_YOUR GOAL_
Send back the records in full, character for character.

(Source records)
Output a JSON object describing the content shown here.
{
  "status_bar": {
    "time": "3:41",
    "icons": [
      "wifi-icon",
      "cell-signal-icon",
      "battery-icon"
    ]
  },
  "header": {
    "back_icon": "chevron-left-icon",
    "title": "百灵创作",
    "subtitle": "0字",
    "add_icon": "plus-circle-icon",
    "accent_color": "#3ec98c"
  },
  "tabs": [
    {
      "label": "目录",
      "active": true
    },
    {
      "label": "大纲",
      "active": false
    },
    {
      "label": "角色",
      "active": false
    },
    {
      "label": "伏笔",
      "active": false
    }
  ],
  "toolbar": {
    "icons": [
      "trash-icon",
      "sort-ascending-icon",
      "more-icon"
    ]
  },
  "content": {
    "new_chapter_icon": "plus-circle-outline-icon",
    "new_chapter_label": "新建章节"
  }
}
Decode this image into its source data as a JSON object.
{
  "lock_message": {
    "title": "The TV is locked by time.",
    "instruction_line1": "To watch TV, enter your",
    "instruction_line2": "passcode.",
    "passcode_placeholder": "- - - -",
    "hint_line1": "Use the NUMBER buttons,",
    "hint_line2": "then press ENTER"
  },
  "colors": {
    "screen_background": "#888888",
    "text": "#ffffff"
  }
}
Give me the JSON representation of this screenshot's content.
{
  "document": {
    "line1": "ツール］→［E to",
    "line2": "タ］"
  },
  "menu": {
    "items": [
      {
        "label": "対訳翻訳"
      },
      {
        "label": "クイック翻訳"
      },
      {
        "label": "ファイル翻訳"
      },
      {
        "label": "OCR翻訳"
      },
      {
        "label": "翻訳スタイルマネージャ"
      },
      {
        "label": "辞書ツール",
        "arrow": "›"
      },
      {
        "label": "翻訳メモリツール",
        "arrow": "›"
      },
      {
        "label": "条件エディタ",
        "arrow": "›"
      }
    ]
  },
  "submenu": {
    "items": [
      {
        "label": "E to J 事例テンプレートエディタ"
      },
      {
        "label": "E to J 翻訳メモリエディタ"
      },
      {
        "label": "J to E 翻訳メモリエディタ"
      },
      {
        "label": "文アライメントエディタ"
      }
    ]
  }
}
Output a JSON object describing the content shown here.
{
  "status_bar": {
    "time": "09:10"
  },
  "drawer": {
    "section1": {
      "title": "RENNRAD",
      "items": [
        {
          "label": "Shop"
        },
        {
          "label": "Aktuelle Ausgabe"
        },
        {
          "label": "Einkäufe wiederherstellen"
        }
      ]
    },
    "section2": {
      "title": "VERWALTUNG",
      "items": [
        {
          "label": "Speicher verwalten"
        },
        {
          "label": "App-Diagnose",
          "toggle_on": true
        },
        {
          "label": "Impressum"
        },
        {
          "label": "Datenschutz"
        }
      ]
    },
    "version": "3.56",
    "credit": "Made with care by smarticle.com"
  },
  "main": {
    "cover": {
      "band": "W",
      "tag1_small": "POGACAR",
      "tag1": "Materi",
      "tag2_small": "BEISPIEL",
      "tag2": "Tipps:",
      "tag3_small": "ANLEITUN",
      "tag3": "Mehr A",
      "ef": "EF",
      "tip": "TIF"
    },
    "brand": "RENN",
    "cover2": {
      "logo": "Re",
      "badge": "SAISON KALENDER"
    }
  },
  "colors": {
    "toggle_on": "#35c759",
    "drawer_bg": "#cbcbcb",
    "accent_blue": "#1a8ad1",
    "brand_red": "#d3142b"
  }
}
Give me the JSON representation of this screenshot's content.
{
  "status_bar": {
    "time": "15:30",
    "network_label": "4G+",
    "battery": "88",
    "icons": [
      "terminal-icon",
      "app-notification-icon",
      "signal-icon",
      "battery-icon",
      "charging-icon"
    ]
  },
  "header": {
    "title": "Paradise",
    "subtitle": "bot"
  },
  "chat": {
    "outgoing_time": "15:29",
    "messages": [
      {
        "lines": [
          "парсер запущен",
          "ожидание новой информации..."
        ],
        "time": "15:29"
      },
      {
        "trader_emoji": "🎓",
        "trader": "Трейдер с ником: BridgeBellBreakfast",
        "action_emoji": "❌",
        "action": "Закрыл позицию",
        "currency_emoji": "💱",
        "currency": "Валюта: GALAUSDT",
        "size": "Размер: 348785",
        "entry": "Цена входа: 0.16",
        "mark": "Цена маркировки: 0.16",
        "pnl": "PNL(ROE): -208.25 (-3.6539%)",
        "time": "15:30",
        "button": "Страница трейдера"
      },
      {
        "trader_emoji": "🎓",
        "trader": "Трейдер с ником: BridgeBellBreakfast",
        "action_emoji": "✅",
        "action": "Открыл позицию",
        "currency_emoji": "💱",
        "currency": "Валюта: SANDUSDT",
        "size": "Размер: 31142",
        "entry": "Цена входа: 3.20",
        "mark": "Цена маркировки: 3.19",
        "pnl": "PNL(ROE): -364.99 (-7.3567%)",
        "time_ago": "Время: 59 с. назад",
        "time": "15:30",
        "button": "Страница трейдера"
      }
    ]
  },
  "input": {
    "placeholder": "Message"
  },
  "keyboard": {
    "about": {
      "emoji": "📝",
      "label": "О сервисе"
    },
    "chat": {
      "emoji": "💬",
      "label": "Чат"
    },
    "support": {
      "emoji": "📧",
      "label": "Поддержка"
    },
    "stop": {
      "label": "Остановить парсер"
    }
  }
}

_EXERCISE OUTPUT_
Output a JSON object describing the content shown here.
{
  "status_bar": {
    "time": "3:41",
    "icons": [
      "wifi-icon",
      "cell-signal-icon",
      "battery-icon"
    ]
  },
  "header": {
    "back_icon": "chevron-left-icon",
    "title": "百灵创作",
    "subtitle": "0字",
    "add_icon": "plus-circle-icon",
    "accent_color": "#3ec98c"
  },
  "tabs": [
    {
      "label": "目录",
      "active": true
    },
    {
      "label": "大纲",
      "active": false
    },
    {
      "label": "角色",
      "active": false
    },
    {
      "label": "伏笔",
      "active": false
    }
  ],
  "toolbar": {
    "icons": [
      "trash-icon",
      "sort-ascending-icon",
      "more-icon"
    ]
  },
  "content": {
    "new_chapter_icon": "plus-circle-outline-icon",
    "new_chapter_label": "新建章节"
  }
}
Decode this image into its source data as a JSON object.
{
  "lock_message": {
    "title": "The TV is locked by time.",
    "instruction_line1": "To watch TV, enter your",
    "instruction_line2": "passcode.",
    "passcode_placeholder": "- - - -",
    "hint_line1": "Use the NUMBER buttons,",
    "hint_line2": "then press ENTER"
  },
  "colors": {
    "screen_background": "#888888",
    "text": "#ffffff"
  }
}
Give me the JSON representation of this screenshot's content.
{
  "document": {
    "line1": "ツール］→［E to",
    "line2": "タ］"
  },
  "menu": {
    "items": [
      {
        "label": "対訳翻訳"
      },
      {
        "label": "クイック翻訳"
      },
      {
        "label": "ファイル翻訳"
      },
      {
        "label": "OCR翻訳"
      },
      {
        "label": "翻訳スタイルマネージャ"
      },
      {
        "label": "辞書ツール",
        "arrow": "›"
      },
      {
        "label": "翻訳メモリツール",
        "arrow": "›"
      },
      {
        "label": "条件エディタ",
        "arrow": "›"
      }
    ]
  },
  "submenu": {
    "items": [
      {
        "label": "E to J 事例テンプレートエディタ"
      },
      {
        "label": "E to J 翻訳メモリエディタ"
      },
      {
        "label": "J to E 翻訳メモリエディタ"
      },
      {
        "label": "文アライメントエディタ"
      }
    ]
  }
}
Output a JSON object describing the content shown here.
{
  "status_bar": {
    "time": "09:10"
  },
  "drawer": {
    "section1": {
      "title": "RENNRAD",
      "items": [
        {
          "label": "Shop"
        },
        {
          "label": "Aktuelle Ausgabe"
        },
        {
          "label": "Einkäufe wiederherstellen"
        }
      ]
    },
    "section2": {
      "title": "VERWALTUNG",
      "items": [
        {
          "label": "Speicher verwalten"
        },
        {
          "label": "App-Diagnose",
          "toggle_on": true
        },
        {
          "label": "Impressum"
        },
        {
          "label": "Datenschutz"
        }
      ]
    },
    "version": "3.56",
    "credit": "Made with care by smarticle.com"
  },
  "main": {
    "cover": {
      "band": "W",
      "tag1_small": "POGACAR",
      "tag1": "Materi",
      "tag2_small": "BEISPIEL",
      "tag2": "Tipps:",
      "tag3_small": "ANLEITUN",
      "tag3": "Mehr A",
      "ef": "EF",
      "tip": "TIF"
    },
    "brand": "RENN",
    "cover2": {
      "logo": "Re",
      "badge": "SAISON KALENDER"
    }
  },
  "colors": {
    "toggle_on": "#35c759",
    "drawer_bg": "#cbcbcb",
    "accent_blue": "#1a8ad1",
    "brand_red": "#d3142b"
  }
}
Give me the JSON representation of this screenshot's content.
{
  "status_bar": {
    "time": "15:30",
    "network_label": "4G+",
    "battery": "88",
    "icons": [
      "terminal-icon",
      "app-notification-icon",
      "signal-icon",
      "battery-icon",
      "charging-icon"
    ]
  },
  "header": {
    "title": "Paradise",
    "subtitle": "bot"
  },
  "chat": {
    "outgoing_time": "15:29",
    "messages": [
      {
        "lines": [
          "парсер запущен",
          "ожидание новой информации..."
        ],
        "time": "15:29"
      },
      {
        "trader_emoji": "🎓",
        "trader": "Трейдер с ником: BridgeBellBreakfast",
        "action_emoji": "❌",
        "action": "Закрыл позицию",
        "currency_emoji": "💱",
        "currency": "Валюта: GALAUSDT",
        "size": "Размер: 348785",
        "entry": "Цена входа: 0.16",
        "mark": "Цена маркировки: 0.16",
        "pnl": "PNL(ROE): -208.25 (-3.6539%)",
        "time": "15:30",
        "button": "Страница трейдера"
      },
      {
        "trader_emoji": "🎓",
        "trader": "Трейдер с ником: BridgeBellBreakfast",
        "action_emoji": "✅",
        "action": "Открыл позицию",
        "currency_emoji": "💱",
        "currency": "Валюта: SANDUSDT",
        "size": "Размер: 31142",
        "entry": "Цена входа: 3.20",
        "mark": "Цена маркировки: 3.19",
        "pnl": "PNL(ROE): -364.99 (-7.3567%)",
        "time_ago": "Время: 59 с. назад",
        "time": "15:30",
        "button": "Страница трейдера"
      }
    ]
  },
  "input": {
    "placeholder": "Message"
  },
  "keyboard": {
    "about": {
      "emoji": "📝",
      "label": "О сервисе"
    },
    "chat": {
      "emoji": "💬",
      "label": "Чат"
    },
    "support": {
      "emoji": "📧",
      "label": "Поддержка"
    },
    "stop": {
      "label": "Остановить парсер"
    }
  }
}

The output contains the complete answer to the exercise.